Here’s what the wine industry can do for a place. As recently as the late 1990s, Walla Walla was a relatively sleepy farm town that produced wheat and its signature sweet onions. Oh, and it had maybe three wineries.
Fast forward to today, when the number of area wineries has exploded to more than 200. You can tour a good number of them over a few days. Or you can take the more efficient route and stumble through a dozen tasting rooms in a couple of downtown blocks.
Walla Walla has a few other things going for it. Like gorgeous surrounding farmland and an impressive, well-kept downtown, with wide, shaded streets and lots of restored, historic brick buildings. It thus attracts not just wine sippers but also a growing number of retirees.
Where there’s good wine, there’s invariably good food (you have to pair those merlots and chardonnays with something!) And while the wine crowd tends to prefer haute cuisine, enterprising road trippers can find some great, creative eats at most reasonable prices.
Besides the places I’ve been writing about the past week, I would add Olive Marketplace and Cafe (try the wood-fired pizzas) Walla Walla Bread Company for pastries and sandwiches and the unique Walla Walla Worm Ranch, serving good Mexican inside a bait-and-tackle shop.
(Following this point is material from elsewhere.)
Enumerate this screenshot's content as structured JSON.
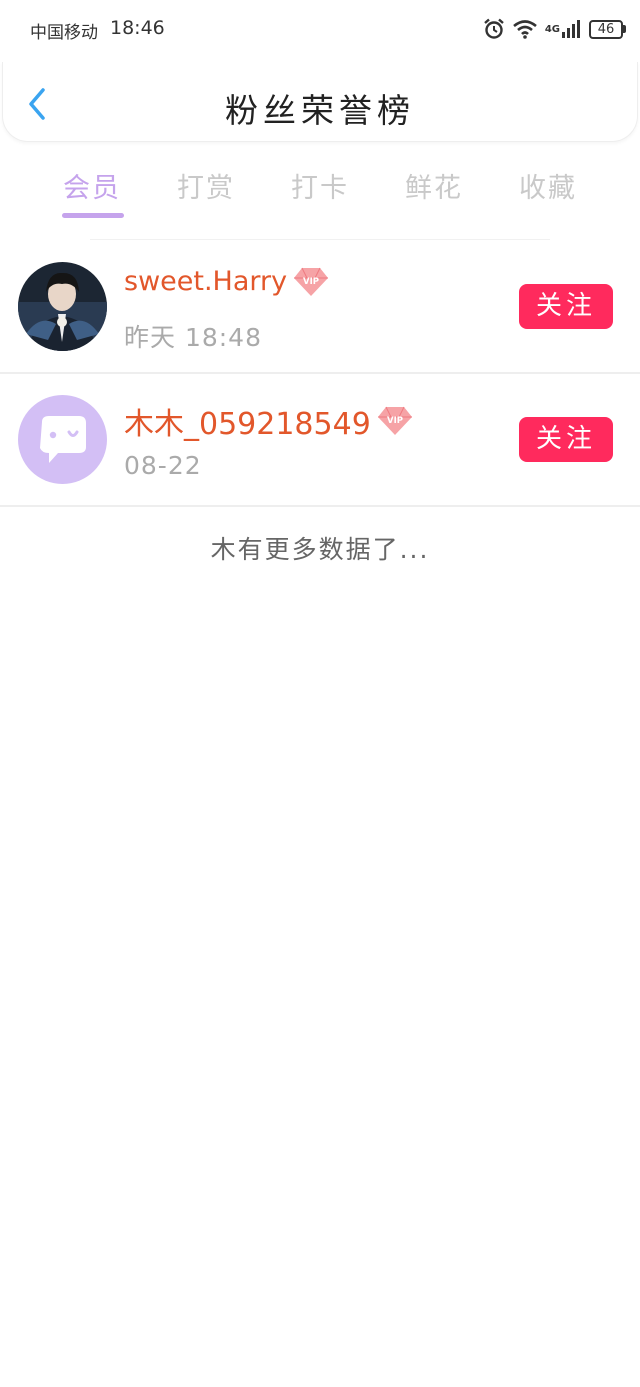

Of course, I’d be remiss if I didn’t include a streetside dog at Walla Walla Sweet Onion Sausage.
Overall, I’d rate Walla Walla a top road-trip food destination for a city its size (population 32,000) in the Pacific Northwest.